23 April 2018 | 26 Comments
In this series, I highlight some of the interesting choices made by creators regarding their project’s reward levels, stretch goals, and overall campaign design (the projects themselves, not the content or product). This isn’t an endorsement or promotion.
Creator Joey Vigour implemented two really innovative things with GROWL, a small card game. First, he offered a $1 reward (just shipping) for 500 backers who just want a bare-bones version of the game (cards only, no box, tokens, or stretch goals). This seems like an excellent way to build an audience, both before the project–Joey enticed newsletter subscribers with the assurance they’d be the first to know about this reward when the project went live–and during/after. It’s also a great “foot in the door” technique–you bring backers in with a very inexpensive, no-brainer reward…and then later gently nudge them to upgrade to the full game with box and stretch goals.
Second, Joey offers incentizes to backers who get friends to back a copy of the game using Kickrock.it. For GROWL’s referrals, you enter the URL to your public Kickstarter profile, and the system creates a referral link for you to send to friends. If one of those friends becomes a backer, you get free shipping on your reward (resolved, presumably, via pledge manager). If two or more of those friends become backers, you get an entire extra copy of the game for free. I’ll be exploring this system more in-depth in the future, but I think it’s really clever. Oh, and here’s my referral link!

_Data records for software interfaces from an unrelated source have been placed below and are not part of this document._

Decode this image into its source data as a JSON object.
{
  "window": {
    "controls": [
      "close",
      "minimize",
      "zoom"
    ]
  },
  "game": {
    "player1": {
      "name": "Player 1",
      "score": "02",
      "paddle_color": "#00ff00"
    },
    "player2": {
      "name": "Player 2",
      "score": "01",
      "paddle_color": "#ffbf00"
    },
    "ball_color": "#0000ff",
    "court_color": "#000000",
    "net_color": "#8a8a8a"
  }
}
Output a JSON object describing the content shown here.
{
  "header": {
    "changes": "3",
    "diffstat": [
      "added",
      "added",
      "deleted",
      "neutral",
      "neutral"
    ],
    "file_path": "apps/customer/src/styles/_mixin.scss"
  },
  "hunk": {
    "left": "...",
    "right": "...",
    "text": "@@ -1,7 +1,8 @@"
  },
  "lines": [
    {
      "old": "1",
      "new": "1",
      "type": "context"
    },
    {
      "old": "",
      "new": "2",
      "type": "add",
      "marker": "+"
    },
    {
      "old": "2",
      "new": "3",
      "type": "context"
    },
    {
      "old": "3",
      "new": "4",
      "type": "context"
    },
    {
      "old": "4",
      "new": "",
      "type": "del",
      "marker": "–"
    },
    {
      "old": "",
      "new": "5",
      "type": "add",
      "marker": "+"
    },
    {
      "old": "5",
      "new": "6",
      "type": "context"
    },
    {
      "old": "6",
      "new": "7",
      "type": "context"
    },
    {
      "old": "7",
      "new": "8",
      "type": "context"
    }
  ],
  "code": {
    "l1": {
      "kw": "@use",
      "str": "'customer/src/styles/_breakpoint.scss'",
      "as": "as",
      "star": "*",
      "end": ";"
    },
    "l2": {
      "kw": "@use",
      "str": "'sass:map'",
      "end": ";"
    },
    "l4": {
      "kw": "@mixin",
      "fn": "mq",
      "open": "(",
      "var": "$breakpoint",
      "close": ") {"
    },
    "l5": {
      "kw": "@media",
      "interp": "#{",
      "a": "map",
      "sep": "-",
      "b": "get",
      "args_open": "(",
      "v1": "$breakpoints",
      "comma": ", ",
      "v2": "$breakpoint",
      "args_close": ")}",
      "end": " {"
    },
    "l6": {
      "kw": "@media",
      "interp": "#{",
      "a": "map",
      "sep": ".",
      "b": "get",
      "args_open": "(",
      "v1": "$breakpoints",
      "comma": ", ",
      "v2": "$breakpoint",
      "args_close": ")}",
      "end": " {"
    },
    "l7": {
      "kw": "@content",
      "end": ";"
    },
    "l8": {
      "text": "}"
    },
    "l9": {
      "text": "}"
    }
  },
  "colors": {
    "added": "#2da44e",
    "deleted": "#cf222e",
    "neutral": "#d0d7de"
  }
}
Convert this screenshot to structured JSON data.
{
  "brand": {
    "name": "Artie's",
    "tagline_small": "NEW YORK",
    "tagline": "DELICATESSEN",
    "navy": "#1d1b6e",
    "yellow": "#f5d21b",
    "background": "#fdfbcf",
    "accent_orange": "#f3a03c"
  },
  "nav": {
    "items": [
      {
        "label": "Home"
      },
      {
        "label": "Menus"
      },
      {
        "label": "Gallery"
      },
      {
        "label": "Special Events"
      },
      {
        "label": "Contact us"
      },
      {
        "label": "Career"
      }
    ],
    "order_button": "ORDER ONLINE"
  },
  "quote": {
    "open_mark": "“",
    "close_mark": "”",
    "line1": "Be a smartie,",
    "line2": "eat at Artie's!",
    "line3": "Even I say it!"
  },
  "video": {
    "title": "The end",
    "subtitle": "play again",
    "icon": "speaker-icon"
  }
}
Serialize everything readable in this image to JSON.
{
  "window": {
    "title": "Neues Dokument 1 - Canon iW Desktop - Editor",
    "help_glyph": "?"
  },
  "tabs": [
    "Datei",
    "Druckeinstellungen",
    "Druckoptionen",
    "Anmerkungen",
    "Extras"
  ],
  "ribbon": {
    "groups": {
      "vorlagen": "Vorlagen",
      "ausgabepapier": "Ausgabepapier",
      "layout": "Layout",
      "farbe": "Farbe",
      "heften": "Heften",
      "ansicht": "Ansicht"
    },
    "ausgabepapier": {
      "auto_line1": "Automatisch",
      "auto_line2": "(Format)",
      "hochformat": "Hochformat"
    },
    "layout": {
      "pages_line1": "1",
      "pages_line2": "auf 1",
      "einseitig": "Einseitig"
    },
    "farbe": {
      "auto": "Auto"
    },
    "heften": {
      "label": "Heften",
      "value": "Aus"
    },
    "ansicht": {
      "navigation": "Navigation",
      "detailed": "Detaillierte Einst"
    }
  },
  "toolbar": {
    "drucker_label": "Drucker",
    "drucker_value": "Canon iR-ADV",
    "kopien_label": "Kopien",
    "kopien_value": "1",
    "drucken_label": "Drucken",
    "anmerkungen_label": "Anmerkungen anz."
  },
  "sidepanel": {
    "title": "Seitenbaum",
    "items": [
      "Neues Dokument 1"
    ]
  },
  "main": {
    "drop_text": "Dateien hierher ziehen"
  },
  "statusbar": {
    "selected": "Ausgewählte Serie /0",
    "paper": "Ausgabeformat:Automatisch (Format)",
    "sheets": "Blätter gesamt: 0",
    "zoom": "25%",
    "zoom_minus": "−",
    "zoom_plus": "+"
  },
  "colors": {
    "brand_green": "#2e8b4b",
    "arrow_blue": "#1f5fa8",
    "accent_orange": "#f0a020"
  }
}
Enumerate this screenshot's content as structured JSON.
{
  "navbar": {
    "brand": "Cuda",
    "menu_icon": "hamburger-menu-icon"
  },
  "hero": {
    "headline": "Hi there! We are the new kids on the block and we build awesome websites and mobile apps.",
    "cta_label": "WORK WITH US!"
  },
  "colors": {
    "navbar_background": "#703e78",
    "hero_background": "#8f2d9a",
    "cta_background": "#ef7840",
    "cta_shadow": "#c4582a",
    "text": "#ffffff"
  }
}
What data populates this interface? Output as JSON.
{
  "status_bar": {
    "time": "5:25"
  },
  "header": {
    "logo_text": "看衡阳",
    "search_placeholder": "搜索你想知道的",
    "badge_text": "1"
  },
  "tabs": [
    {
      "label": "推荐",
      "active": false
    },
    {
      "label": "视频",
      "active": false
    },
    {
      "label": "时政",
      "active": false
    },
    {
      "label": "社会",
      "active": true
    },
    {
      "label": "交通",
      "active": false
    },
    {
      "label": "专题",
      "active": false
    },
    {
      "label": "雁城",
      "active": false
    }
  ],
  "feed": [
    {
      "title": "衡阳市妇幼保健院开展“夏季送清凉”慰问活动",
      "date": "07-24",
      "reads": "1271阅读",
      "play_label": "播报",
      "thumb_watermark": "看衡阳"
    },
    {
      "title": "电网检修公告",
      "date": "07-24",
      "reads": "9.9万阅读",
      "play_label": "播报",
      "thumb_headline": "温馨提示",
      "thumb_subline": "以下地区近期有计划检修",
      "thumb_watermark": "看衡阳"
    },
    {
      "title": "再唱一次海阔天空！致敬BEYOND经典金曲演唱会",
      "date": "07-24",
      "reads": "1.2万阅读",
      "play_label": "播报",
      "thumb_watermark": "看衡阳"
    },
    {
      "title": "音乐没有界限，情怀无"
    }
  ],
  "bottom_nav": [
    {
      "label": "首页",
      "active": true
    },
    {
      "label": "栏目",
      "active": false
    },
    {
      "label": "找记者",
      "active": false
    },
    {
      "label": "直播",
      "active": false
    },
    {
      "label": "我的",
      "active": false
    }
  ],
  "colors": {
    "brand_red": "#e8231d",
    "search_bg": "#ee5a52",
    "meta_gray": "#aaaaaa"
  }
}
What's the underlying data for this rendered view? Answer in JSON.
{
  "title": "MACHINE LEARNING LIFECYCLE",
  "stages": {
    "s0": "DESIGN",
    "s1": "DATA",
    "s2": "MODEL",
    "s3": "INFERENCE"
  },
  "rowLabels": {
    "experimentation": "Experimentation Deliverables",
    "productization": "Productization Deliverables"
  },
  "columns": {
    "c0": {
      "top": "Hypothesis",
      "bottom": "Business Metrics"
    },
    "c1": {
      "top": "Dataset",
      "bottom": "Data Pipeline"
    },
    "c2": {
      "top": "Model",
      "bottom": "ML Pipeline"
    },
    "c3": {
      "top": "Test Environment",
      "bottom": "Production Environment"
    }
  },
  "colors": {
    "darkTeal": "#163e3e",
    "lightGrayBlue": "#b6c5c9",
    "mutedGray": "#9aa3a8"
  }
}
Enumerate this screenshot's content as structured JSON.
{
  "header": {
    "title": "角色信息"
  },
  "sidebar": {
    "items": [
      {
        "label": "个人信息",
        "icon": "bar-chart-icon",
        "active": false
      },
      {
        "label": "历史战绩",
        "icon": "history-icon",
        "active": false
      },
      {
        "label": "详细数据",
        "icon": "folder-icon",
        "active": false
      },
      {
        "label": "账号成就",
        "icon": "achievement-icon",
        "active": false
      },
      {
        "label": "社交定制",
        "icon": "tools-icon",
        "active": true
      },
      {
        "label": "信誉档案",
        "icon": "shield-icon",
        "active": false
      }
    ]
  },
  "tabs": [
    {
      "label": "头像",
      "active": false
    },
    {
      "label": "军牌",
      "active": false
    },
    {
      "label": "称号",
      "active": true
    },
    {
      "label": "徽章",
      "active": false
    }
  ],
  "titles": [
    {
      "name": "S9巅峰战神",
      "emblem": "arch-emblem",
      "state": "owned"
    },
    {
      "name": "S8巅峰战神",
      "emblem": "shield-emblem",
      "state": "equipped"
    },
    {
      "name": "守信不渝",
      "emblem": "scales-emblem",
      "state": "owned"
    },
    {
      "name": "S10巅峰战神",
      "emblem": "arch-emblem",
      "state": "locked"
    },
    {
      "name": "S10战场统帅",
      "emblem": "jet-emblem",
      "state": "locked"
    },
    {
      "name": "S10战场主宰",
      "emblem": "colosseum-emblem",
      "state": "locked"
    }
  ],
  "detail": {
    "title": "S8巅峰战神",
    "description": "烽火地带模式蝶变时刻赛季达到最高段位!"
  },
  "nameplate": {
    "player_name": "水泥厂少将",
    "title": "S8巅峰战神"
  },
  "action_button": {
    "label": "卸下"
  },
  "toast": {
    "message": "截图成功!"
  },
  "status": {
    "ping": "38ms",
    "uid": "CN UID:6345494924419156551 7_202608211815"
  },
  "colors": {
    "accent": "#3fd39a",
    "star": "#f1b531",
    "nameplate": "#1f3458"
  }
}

Rahdo Runs Through (Year 7)
I’ve almost completely stopped using Patreon. I actually love the idea of the platform, but I feel really uncomfortable ever cancelling a Patreon pledge, as I think it comes across as a rejection when the creator is notified. “Jamey Stegmaier no longer believes in what you’re doing,” is the message, even though the reason is probably just that I just don’t consume their content as much as I used to. It doesn’t help that my name is intrinsically linked to my company.
So I was a little worried when Rahdo launched his new Patreon…until he said that he understands not everyone is comfortable with an ongoing pledge, and he offered the option for supports of his runthroughs to simply make a one-time pledge using this page. It’s a special “pool” page he set up through PayPal that displays various backer levels and the overall amount raised so far ($3189.53 in one-time pledges, $2280 in monthly pledges). I think this combination of options–which another site, Podpledge, offers all in one place–is fantastic.
This upcoming game from Thundergryph Games might be the most brilliant method I’ve ever seen for encouraging people to sign up for an e-newsletter. It’s thematic, it makes the user feel good, and it feels like less of a carrot on a stick than a discount code. Here’s how it works:
There are also two unsuccessful projects I wanted to mention because their creators did such a great of talking about why they didn’t fund:
- Waters of Nereus & Cosmic Run Regeneration: Dr. Finn’s intent was to help backers save on shipping by crowdfunding two completely unrelated games in the same campaign. However, this is a classic example of why backers value focus.
- Highways & Byways: I admire Brandon for digging deep into why his latest project didn’t fund. I’d recommend reading the full article, but he sums up a key point by saying, “I made Highways & Byways without once asking “what do people want?” I simply pursued a passion project.”
What do you think about these insights? Have you seen any interesting innovations on Kickstarter lately? To read more articles like this, here’s the master list.
If you gain value from the 100 articles Jamey publishes on his blog each year, please consider championing this content!